# WHAT IS BEING ASKED
The output must match the entries below exactly, with pictures removed.

Top of DATA EXTRACT

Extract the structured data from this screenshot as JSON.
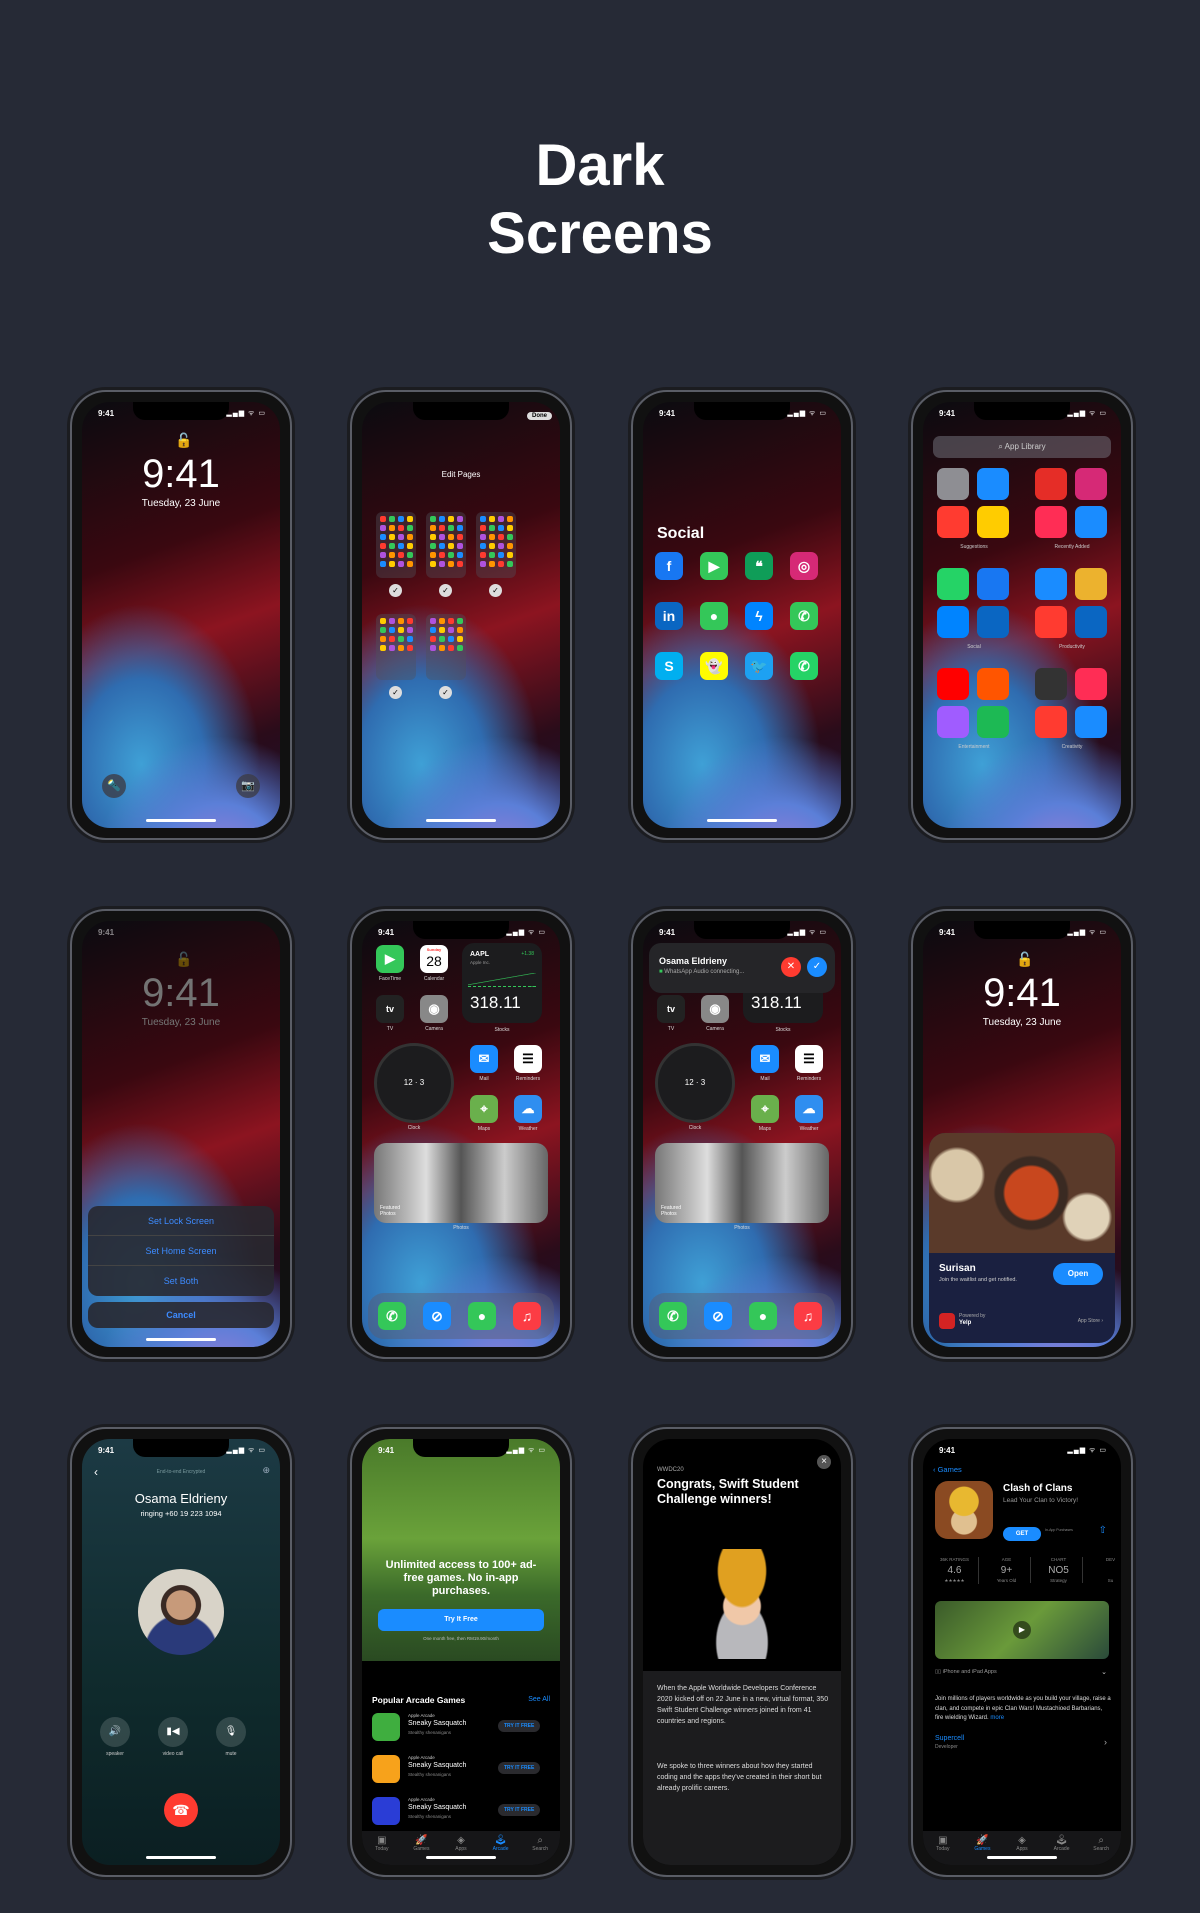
{
  "heading": {
    "line1": "Dark",
    "line2": "Screens"
  },
  "status": {
    "time": "9:41",
    "icons": "▂▄▆ ᯤ ▭"
  },
  "lock": {
    "time": "9:41",
    "date": "Tuesday, 23 June",
    "lock_icon": "unlock-icon",
    "flashlight_icon": "flashlight-icon",
    "camera_icon": "camera-icon"
  },
  "edit_pages": {
    "title": "Edit Pages",
    "done": "Done",
    "pages": 5,
    "check": "✓"
  },
  "social": {
    "title": "Social",
    "apps": [
      {
        "name": "facebook",
        "glyph": "f",
        "color": "#1877f2"
      },
      {
        "name": "facetime",
        "glyph": "▶",
        "color": "#34c759"
      },
      {
        "name": "hangouts",
        "glyph": "❝",
        "color": "#0f9d58"
      },
      {
        "name": "instagram",
        "glyph": "◎",
        "color": "#d62976"
      },
      {
        "name": "linkedin",
        "glyph": "in",
        "color": "#0a66c2"
      },
      {
        "name": "messages",
        "glyph": "●",
        "color": "#34c759"
      },
      {
        "name": "messenger",
        "glyph": "ϟ",
        "color": "#0084ff"
      },
      {
        "name": "phone",
        "glyph": "✆",
        "color": "#34c759"
      },
      {
        "name": "skype",
        "glyph": "S",
        "color": "#00aff0"
      },
      {
        "name": "snapchat",
        "glyph": "👻",
        "color": "#fffc00"
      },
      {
        "name": "twitter",
        "glyph": "🐦",
        "color": "#1da1f2"
      },
      {
        "name": "whatsapp",
        "glyph": "✆",
        "color": "#25d366"
      }
    ]
  },
  "app_library": {
    "search_placeholder": "App Library",
    "folders": [
      {
        "label": "Suggestions",
        "colors": [
          "#8e8e93",
          "#1a8cff",
          "#ff3b30",
          "#ffcc00"
        ]
      },
      {
        "label": "Recently Added",
        "colors": [
          "#e52d27",
          "#d62976",
          "#ff2d55",
          "#1a8cff"
        ]
      },
      {
        "label": "Social",
        "colors": [
          "#25d366",
          "#1877f2",
          "#0084ff",
          "#0a66c2"
        ]
      },
      {
        "label": "Productivity",
        "colors": [
          "#1a8cff",
          "#ecb22e",
          "#ff3b30",
          "#0a66c2"
        ]
      },
      {
        "label": "Entertainment",
        "colors": [
          "#ff0000",
          "#ff5500",
          "#a05cff",
          "#1db954"
        ]
      },
      {
        "label": "Creativity",
        "colors": [
          "#333333",
          "#ff2d55",
          "#ff3b30",
          "#1a8cff"
        ]
      }
    ]
  },
  "wallpaper_sheet": {
    "options": [
      "Set Lock Screen",
      "Set Home Screen",
      "Set Both"
    ],
    "cancel": "Cancel"
  },
  "home": {
    "facetime": "FaceTime",
    "calendar": "Calendar",
    "calendar_day": "Sunday",
    "calendar_date": "28",
    "stocks": {
      "ticker": "AAPL",
      "company": "Apple Inc.",
      "change": "+1.38",
      "price": "318.11",
      "label": "Stocks"
    },
    "tv": "TV",
    "camera": "Camera",
    "clock": "Clock",
    "mail": "Mail",
    "reminders": "Reminders",
    "maps": "Maps",
    "weather": "Weather",
    "photos": {
      "label": "Photos",
      "caption": "Featured Photos"
    },
    "dock": [
      {
        "name": "phone",
        "glyph": "✆",
        "color": "#34c759"
      },
      {
        "name": "safari",
        "glyph": "⊘",
        "color": "#1a8cff"
      },
      {
        "name": "messages",
        "glyph": "●",
        "color": "#34c759"
      },
      {
        "name": "music",
        "glyph": "♫",
        "color": "#fc3c44"
      }
    ],
    "accent_green": "#34c759"
  },
  "notification": {
    "caller": "Osama Eldrieny",
    "subtitle": "WhatsApp Audio connecting...",
    "decline_color": "#ff3b30",
    "accept_color": "#1a8cff"
  },
  "app_clip": {
    "name": "Surisan",
    "subtitle": "Join the waitlist and get notified.",
    "open": "Open",
    "powered_by": "Powered by",
    "provider": "Yelp",
    "store": "App Store ›"
  },
  "call": {
    "encrypted": "End-to-end Encrypted",
    "name": "Osama Eldrieny",
    "status": "ringing +60 19 223 1094",
    "buttons": [
      "speaker",
      "video call",
      "mute"
    ],
    "end_color": "#ff3b30"
  },
  "arcade": {
    "headline": "Unlimited access to 100+ ad-free games. No in-app purchases.",
    "cta": "Try It Free",
    "fine_print": "One month free, then RM19.90/month",
    "section": "Popular Arcade Games",
    "see_all": "See All",
    "games": [
      {
        "publisher": "Apple Arcade",
        "name": "Sneaky Sasquatch",
        "tagline": "Stealthy shenanigans",
        "button": "TRY IT FREE",
        "color": "#3fae3f"
      },
      {
        "publisher": "Apple Arcade",
        "name": "Sneaky Sasquatch",
        "tagline": "Stealthy shenanigans",
        "button": "TRY IT FREE",
        "color": "#f7a21b"
      },
      {
        "publisher": "Apple Arcade",
        "name": "Sneaky Sasquatch",
        "tagline": "Stealthy shenanigans",
        "button": "TRY IT FREE",
        "color": "#2a3dd6"
      }
    ],
    "tabs": [
      "Today",
      "Games",
      "Apps",
      "Arcade",
      "Search"
    ],
    "active_tab": "Arcade"
  },
  "wwdc": {
    "eyebrow": "WWDC20",
    "title": "Congrats, Swift Student Challenge winners!",
    "p1": "When the Apple Worldwide Developers Conference 2020 kicked off on 22 June in a new, virtual format, 350 Swift Student Challenge winners joined in from 41 countries and regions.",
    "p2": "We spoke to three winners about how they started coding and the apps they've created in their short but already prolific careers.",
    "close": "×"
  },
  "appstore": {
    "back": "Games",
    "name": "Clash of Clans",
    "subtitle": "Lead Your Clan to Victory!",
    "get": "GET",
    "iap": "In-App Purchases",
    "stats": [
      {
        "k": "36K RATINGS",
        "v": "4.6",
        "s": "★★★★★"
      },
      {
        "k": "AGE",
        "v": "9+",
        "s": "Years Old"
      },
      {
        "k": "CHART",
        "v": "NO5",
        "s": "Strategy"
      },
      {
        "k": "DEV",
        "v": "",
        "s": "Su"
      }
    ],
    "devices": "iPhone and iPad Apps",
    "description": "Join millions of players worldwide as you build your village, raise a clan,  and compete in epic Clan Wars! Mustachioed Barbarians, fire wielding Wizard.",
    "more": "more",
    "developer": "Supercell",
    "developer_label": "Developer",
    "tabs": [
      "Today",
      "Games",
      "Apps",
      "Arcade",
      "Search"
    ],
    "active_tab": "Games"
  }
}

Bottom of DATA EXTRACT

# EXERCISE RESPONSE
Extract the structured data from this screenshot as JSON.
{
  "heading": {
    "line1": "Dark",
    "line2": "Screens"
  },
  "status": {
    "time": "9:41",
    "icons": "▂▄▆ ᯤ ▭"
  },
  "lock": {
    "time": "9:41",
    "date": "Tuesday, 23 June",
    "lock_icon": "unlock-icon",
    "flashlight_icon": "flashlight-icon",
    "camera_icon": "camera-icon"
  },
  "edit_pages": {
    "title": "Edit Pages",
    "done": "Done",
    "pages": 5,
    "check": "✓"
  },
  "social": {
    "title": "Social",
    "apps": [
      {
        "name": "facebook",
        "glyph": "f",
        "color": "#1877f2"
      },
      {
        "name": "facetime",
        "glyph": "▶",
        "color": "#34c759"
      },
      {
        "name": "hangouts",
        "glyph": "❝",
        "color": "#0f9d58"
      },
      {
        "name": "instagram",
        "glyph": "◎",
        "color": "#d62976"
      },
      {
        "name": "linkedin",
        "glyph": "in",
        "color": "#0a66c2"
      },
      {
        "name": "messages",
        "glyph": "●",
        "color": "#34c759"
      },
      {
        "name": "messenger",
        "glyph": "ϟ",
        "color": "#0084ff"
      },
      {
        "name": "phone",
        "glyph": "✆",
        "color": "#34c759"
      },
      {
        "name": "skype",
        "glyph": "S",
        "color": "#00aff0"
      },
      {
        "name": "snapchat",
        "glyph": "👻",
        "color": "#fffc00"
      },
      {
        "name": "twitter",
        "glyph": "🐦",
        "color": "#1da1f2"
      },
      {
        "name": "whatsapp",
        "glyph": "✆",
        "color": "#25d366"
      }
    ]
  },
  "app_library": {
    "search_placeholder": "App Library",
    "folders": [
      {
        "label": "Suggestions",
        "colors": [
          "#8e8e93",
          "#1a8cff",
          "#ff3b30",
          "#ffcc00"
        ]
      },
      {
        "label": "Recently Added",
        "colors": [
          "#e52d27",
          "#d62976",
          "#ff2d55",
          "#1a8cff"
        ]
      },
      {
        "label": "Social",
        "colors": [
          "#25d366",
          "#1877f2",
          "#0084ff",
          "#0a66c2"
        ]
      },
      {
        "label": "Productivity",
        "colors": [
          "#1a8cff",
          "#ecb22e",
          "#ff3b30",
          "#0a66c2"
        ]
      },
      {
        "label": "Entertainment",
        "colors": [
          "#ff0000",
          "#ff5500",
          "#a05cff",
          "#1db954"
        ]
      },
      {
        "label": "Creativity",
        "colors": [
          "#333333",
          "#ff2d55",
          "#ff3b30",
          "#1a8cff"
        ]
      }
    ]
  },
  "wallpaper_sheet": {
    "options": [
      "Set Lock Screen",
      "Set Home Screen",
      "Set Both"
    ],
    "cancel": "Cancel"
  },
  "home": {
    "facetime": "FaceTime",
    "calendar": "Calendar",
    "calendar_day": "Sunday",
    "calendar_date": "28",
    "stocks": {
      "ticker": "AAPL",
      "company": "Apple Inc.",
      "change": "+1.38",
      "price": "318.11",
      "label": "Stocks"
    },
    "tv": "TV",
    "camera": "Camera",
    "clock": "Clock",
    "mail": "Mail",
    "reminders": "Reminders",
    "maps": "Maps",
    "weather": "Weather",
    "photos": {
      "label": "Photos",
      "caption": "Featured Photos"
    },
    "dock": [
      {
        "name": "phone",
        "glyph": "✆",
        "color": "#34c759"
      },
      {
        "name": "safari",
        "glyph": "⊘",
        "color": "#1a8cff"
      },
      {
        "name": "messages",
        "glyph": "●",
        "color": "#34c759"
      },
      {
        "name": "music",
        "glyph": "♫",
        "color": "#fc3c44"
      }
    ],
    "accent_green": "#34c759"
  },
  "notification": {
    "caller": "Osama Eldrieny",
    "subtitle": "WhatsApp Audio connecting...",
    "decline_color": "#ff3b30",
    "accept_color": "#1a8cff"
  },
  "app_clip": {
    "name": "Surisan",
    "subtitle": "Join the waitlist and get notified.",
    "open": "Open",
    "powered_by": "Powered by",
    "provider": "Yelp",
    "store": "App Store ›"
  },
  "call": {
    "encrypted": "End-to-end Encrypted",
    "name": "Osama Eldrieny",
    "status": "ringing +60 19 223 1094",
    "buttons": [
      "speaker",
      "video call",
      "mute"
    ],
    "end_color": "#ff3b30"
  },
  "arcade": {
    "headline": "Unlimited access to 100+ ad-free games. No in-app purchases.",
    "cta": "Try It Free",
    "fine_print": "One month free, then RM19.90/month",
    "section": "Popular Arcade Games",
    "see_all": "See All",
    "games": [
      {
        "publisher": "Apple Arcade",
        "name": "Sneaky Sasquatch",
        "tagline": "Stealthy shenanigans",
        "button": "TRY IT FREE",
        "color": "#3fae3f"
      },
      {
        "publisher": "Apple Arcade",
        "name": "Sneaky Sasquatch",
        "tagline": "Stealthy shenanigans",
        "button": "TRY IT FREE",
        "color": "#f7a21b"
      },
      {
        "publisher": "Apple Arcade",
        "name": "Sneaky Sasquatch",
        "tagline": "Stealthy shenanigans",
        "button": "TRY IT FREE",
        "color": "#2a3dd6"
      }
    ],
    "tabs": [
      "Today",
      "Games",
      "Apps",
      "Arcade",
      "Search"
    ],
    "active_tab": "Arcade"
  },
  "wwdc": {
    "eyebrow": "WWDC20",
    "title": "Congrats, Swift Student Challenge winners!",
    "p1": "When the Apple Worldwide Developers Conference 2020 kicked off on 22 June in a new, virtual format, 350 Swift Student Challenge winners joined in from 41 countries and regions.",
    "p2": "We spoke to three winners about how they started coding and the apps they've created in their short but already prolific careers.",
    "close": "×"
  },
  "appstore": {
    "back": "Games",
    "name": "Clash of Clans",
    "subtitle": "Lead Your Clan to Victory!",
    "get": "GET",
    "iap": "In-App Purchases",
    "stats": [
      {
        "k": "36K RATINGS",
        "v": "4.6",
        "s": "★★★★★"
      },
      {
        "k": "AGE",
        "v": "9+",
        "s": "Years Old"
      },
      {
        "k": "CHART",
        "v": "NO5",
        "s": "Strategy"
      },
      {
        "k": "DEV",
        "v": "",
        "s": "Su"
      }
    ],
    "devices": "iPhone and iPad Apps",
    "description": "Join millions of players worldwide as you build your village, raise a clan,  and compete in epic Clan Wars! Mustachioed Barbarians, fire wielding Wizard.",
    "more": "more",
    "developer": "Supercell",
    "developer_label": "Developer",
    "tabs": [
      "Today",
      "Games",
      "Apps",
      "Arcade",
      "Search"
    ],
    "active_tab": "Games"
  }
}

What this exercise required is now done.